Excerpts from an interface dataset
/---

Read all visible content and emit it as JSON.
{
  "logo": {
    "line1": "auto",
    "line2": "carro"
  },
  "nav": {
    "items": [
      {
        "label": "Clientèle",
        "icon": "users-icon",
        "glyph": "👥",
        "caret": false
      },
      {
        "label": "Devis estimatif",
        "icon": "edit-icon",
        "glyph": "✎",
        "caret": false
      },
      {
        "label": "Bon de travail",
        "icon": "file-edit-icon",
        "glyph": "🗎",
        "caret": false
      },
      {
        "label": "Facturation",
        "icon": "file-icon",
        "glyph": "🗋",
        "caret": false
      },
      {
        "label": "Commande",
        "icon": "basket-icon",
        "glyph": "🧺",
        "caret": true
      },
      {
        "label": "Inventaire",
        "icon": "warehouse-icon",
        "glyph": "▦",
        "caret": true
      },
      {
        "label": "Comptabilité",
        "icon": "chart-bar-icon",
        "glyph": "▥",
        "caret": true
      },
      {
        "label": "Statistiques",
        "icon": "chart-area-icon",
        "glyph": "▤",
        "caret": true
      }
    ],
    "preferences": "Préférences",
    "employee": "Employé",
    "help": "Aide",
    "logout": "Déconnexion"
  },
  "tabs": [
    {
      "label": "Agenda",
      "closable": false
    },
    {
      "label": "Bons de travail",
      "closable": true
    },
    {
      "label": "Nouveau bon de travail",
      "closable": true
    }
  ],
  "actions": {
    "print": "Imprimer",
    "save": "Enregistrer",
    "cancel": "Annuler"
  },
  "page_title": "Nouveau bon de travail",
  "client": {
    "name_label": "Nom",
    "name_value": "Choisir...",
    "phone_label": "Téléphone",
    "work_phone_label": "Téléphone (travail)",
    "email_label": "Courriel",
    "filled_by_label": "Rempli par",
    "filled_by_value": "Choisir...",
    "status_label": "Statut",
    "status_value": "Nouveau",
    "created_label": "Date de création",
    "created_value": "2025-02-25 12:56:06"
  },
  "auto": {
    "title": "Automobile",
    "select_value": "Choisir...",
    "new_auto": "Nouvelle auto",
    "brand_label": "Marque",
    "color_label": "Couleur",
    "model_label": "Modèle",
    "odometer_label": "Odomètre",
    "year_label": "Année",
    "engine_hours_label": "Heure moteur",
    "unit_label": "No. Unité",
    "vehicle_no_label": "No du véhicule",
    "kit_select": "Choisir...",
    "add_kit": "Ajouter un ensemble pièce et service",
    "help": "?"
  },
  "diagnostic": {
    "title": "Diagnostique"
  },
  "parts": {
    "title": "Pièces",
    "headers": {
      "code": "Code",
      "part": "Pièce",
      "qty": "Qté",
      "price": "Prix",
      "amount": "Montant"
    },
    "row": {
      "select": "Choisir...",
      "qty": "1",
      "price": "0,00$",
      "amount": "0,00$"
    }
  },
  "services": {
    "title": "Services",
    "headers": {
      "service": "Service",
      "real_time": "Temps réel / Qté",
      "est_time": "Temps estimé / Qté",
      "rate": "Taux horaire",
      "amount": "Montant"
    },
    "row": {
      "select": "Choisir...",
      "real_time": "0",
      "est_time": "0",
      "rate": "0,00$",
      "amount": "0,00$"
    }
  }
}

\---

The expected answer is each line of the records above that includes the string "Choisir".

    "name_value": "Choisir...",
    "filled_by_value": "Choisir...",
    "select_value": "Choisir...",
    "kit_select": "Choisir...",
      "select": "Choisir...",
      "select": "Choisir...",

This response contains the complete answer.